I was reminded of my neighbourhood’s dark history
I live in Muranów, a little sub-district of the city centre, which, for the most part, is built on the ashes of the Warsaw Ghetto. There are commemorative plaques and stones everywhere, the Museum of the History of Polish Jews is my closest neighbour, and I really thought my knowledge about the history of this place was decent, to say the least. The last thing I had expected is that I could learn something more from an app as frivolous as Pokémon GO. I was wrong.
With almost all the Pokéstops being related to the ghetto's history, I acquired a consciousness of its topography. I learned where its borders would fall in the present day, and how cramped it was. After a few hours moving from one commemorative plaque to another, from steel signs showing the former ghetto’s gates, to the only remnant of the ghetto – a few metres of the original wall – I completely forgot about playing the game and just used its map to deeply immerse myself in the dark past of the district.
To be honest, it felt kind of silly. Did I really need a Pokémon game to take a thorough walk into my neighbourhood’s history? Why didn’t I do it before?

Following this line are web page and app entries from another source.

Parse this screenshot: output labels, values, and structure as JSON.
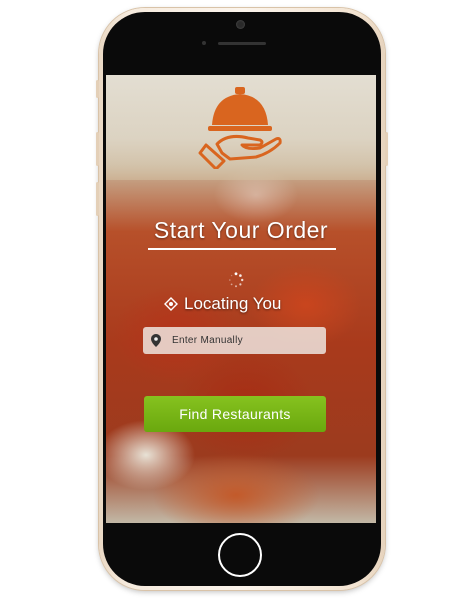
{
  "app": {
    "title": "Start Your Order",
    "status": "Locating You",
    "search": {
      "placeholder": "Enter Manually"
    },
    "primary_button": "Find Restaurants"
  },
  "icons": {
    "logo": "cloche-hand-icon",
    "spinner": "loading-spinner-icon",
    "location": "location-target-icon",
    "pin": "map-pin-icon"
  },
  "colors": {
    "logo": "#d9651f",
    "button": "#7ab518",
    "text": "#ffffff"
  }
}
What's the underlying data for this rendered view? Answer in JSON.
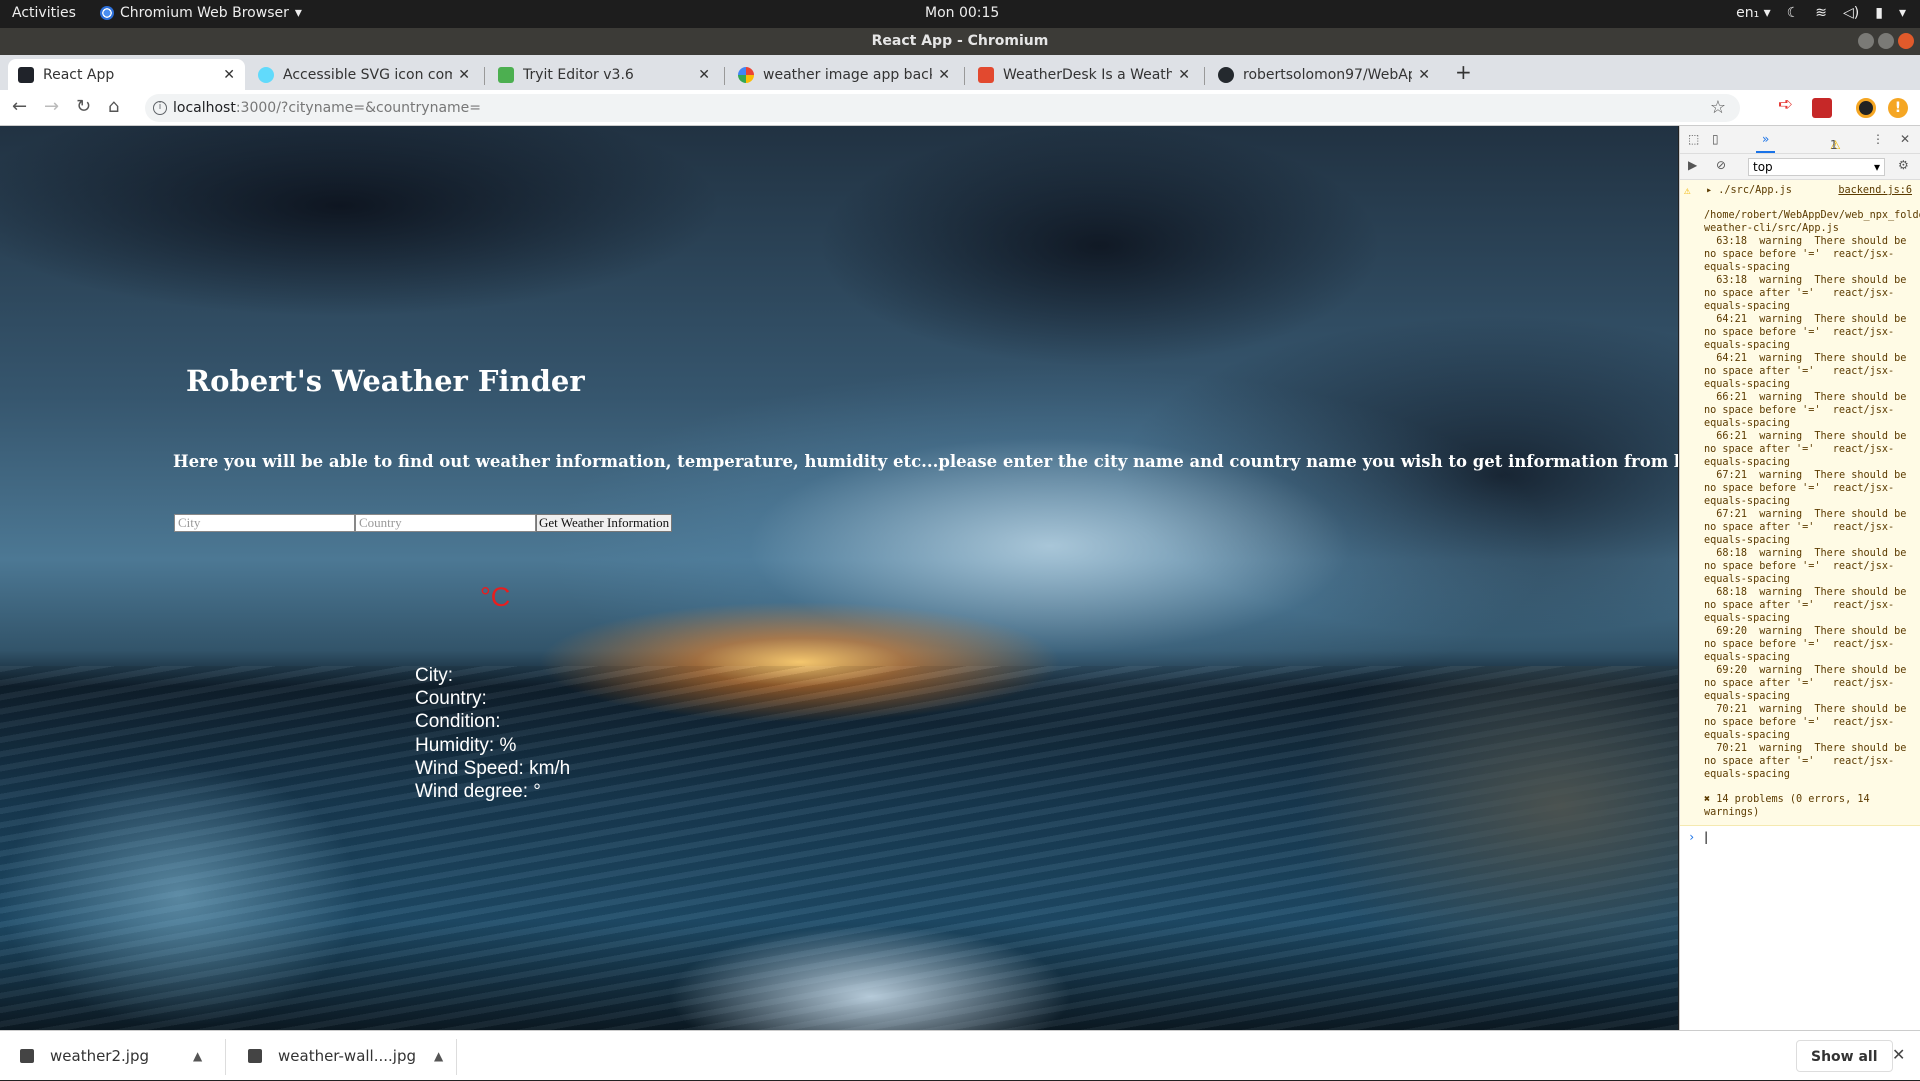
{
  "os": {
    "activities": "Activities",
    "app_name": "Chromium Web Browser",
    "clock": "Mon 00:15",
    "lang": "en₁"
  },
  "window": {
    "title": "React App - Chromium"
  },
  "tabs": [
    {
      "title": "React App",
      "favicon_color": "#20232a"
    },
    {
      "title": "Accessible SVG icon comp",
      "favicon_color": "#61dafb"
    },
    {
      "title": "Tryit Editor v3.6",
      "favicon_color": "#4caf50"
    },
    {
      "title": "weather image app backg",
      "favicon_color": "#4285f4"
    },
    {
      "title": "WeatherDesk Is a Weathe",
      "favicon_color": "#e2492f"
    },
    {
      "title": "robertsolomon97/WebAp",
      "favicon_color": "#24292e"
    }
  ],
  "address": {
    "host": "localhost",
    "rest": ":3000/?cityname=&countryname="
  },
  "page": {
    "title": "Robert's Weather Finder",
    "description": "Here you will be able to find out weather information, temperature, humidity etc...please enter the city name and country name you wish to get information from below",
    "city_placeholder": "City",
    "country_placeholder": "Country",
    "city_value": "",
    "country_value": "",
    "button_label": "Get Weather Information",
    "temperature": "°C",
    "details": {
      "city": "City:",
      "country": "Country:",
      "condition": "Condition:",
      "humidity": "Humidity: %",
      "wind_speed": "Wind Speed: km/h",
      "wind_degree": "Wind degree: °"
    }
  },
  "devtools": {
    "warning_badge": "1",
    "context": "top",
    "warning_file": "./src/App.js",
    "warning_link": "backend.js:6",
    "warning_body": "/home/robert/WebAppDev/web_npx_folder/react-weather-cli/src/App.js\n  63:18  warning  There should be no space before '='  react/jsx-equals-spacing\n  63:18  warning  There should be no space after '='   react/jsx-equals-spacing\n  64:21  warning  There should be no space before '='  react/jsx-equals-spacing\n  64:21  warning  There should be no space after '='   react/jsx-equals-spacing\n  66:21  warning  There should be no space before '='  react/jsx-equals-spacing\n  66:21  warning  There should be no space after '='   react/jsx-equals-spacing\n  67:21  warning  There should be no space before '='  react/jsx-equals-spacing\n  67:21  warning  There should be no space after '='   react/jsx-equals-spacing\n  68:18  warning  There should be no space before '='  react/jsx-equals-spacing\n  68:18  warning  There should be no space after '='   react/jsx-equals-spacing\n  69:20  warning  There should be no space before '='  react/jsx-equals-spacing\n  69:20  warning  There should be no space after '='   react/jsx-equals-spacing\n  70:21  warning  There should be no space before '='  react/jsx-equals-spacing\n  70:21  warning  There should be no space after '='   react/jsx-equals-spacing",
    "summary": "✖ 14 problems (0 errors, 14 warnings)"
  },
  "downloads": {
    "items": [
      {
        "name": "weather2.jpg"
      },
      {
        "name": "weather-wall....jpg"
      }
    ],
    "show_all": "Show all"
  }
}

The answer is quite simple – there doesn't appear to be any other interactive map that gives you such a detailed tour around Muranów, and none of the books I read list as many places to see.
Besides, when you’re not a tourist, do you ‘go sightseeing’ in your own neighbourhood?
I became aware of how fast Warsaw is changing
Eventually, I also noticed that many of the objects represented by Pokéstops themselves no longer exist, and that their disappearance had escaped my attention. Some of them were meant to be temporary (such as the reindeer sculptures scattered around Warsaw for Christmas), others vanished for no obvious reason (I never found out what happened to the 8-bit UFO mural pictured below), a few moved elsewhere (just like Marek Edelman’s mural, which travelled from one side of Muranów to the other), and at least one will be very much missed (a beautiful cube mural on the front wall of Nowy Theatre).
Given that the game premièred only a few months ago, the fact that many photos already did not match reality showed how the city is changing everyday, and that walking the same streets is only boring when you don't pay attention to the details.
Did I fall in love with Pokémon GO?
The answer is ambiguous. Catching, hatching, evolving and chasing Pokémon bored me after a day or two and I gradually started ignoring them. That's just me though; the widespread mania speaks for itself and so it’s nothing against the game, I just didn’t get hooked.
On the other hand, the process of unexpectedly rediscovering my own city was totally fascinating and turned the whole thing into a great few days of adventure, probably changing my ‘urban habits’ forever.
Hence, I’ll no longer mock Pokémon GO players and the insanity around it, and I’ll even be recommending the app to people who want to take a fresh look at things they think they know by heart.
Pokémon GO Warsaw tips
Finally, if you've ever wanted to give Pokémon GO a shot in Warsaw, here’s a handful of tips, compiled for you by Culture.pl's editors.
- Rare Pinsirs can be found in Łazienki Park. We caught one near Diana Temple but reportedly they appear in different spots within the park.
- High CP Hypnos and Raticates can be found at Spokojna Street / Muranów.
- We caught a Jynx at the Multimedia Park Fountain.
- People often install lure modules at the Old Town and New Town squares as well as near The Museum of the History of Polish Jews.
- We caught a Weezing while crossing Niepodległości outside Racławicka station.
- We caught a Voltorb in Morskie Oko park.
- The Palace of Culture is drowning in Drowzees (I caught three in quick succession as I was going into the famous Kinoteka cinema). It’s a good place to start anyway, as its crowded with Pokémon.
- We found an Abra outside Polskie Radio headquarters.
- Last but not least, PIKACHU can be found in the area of Warszawianka sports centre!
Author: Wojciech Oleksiak, 2 September 2016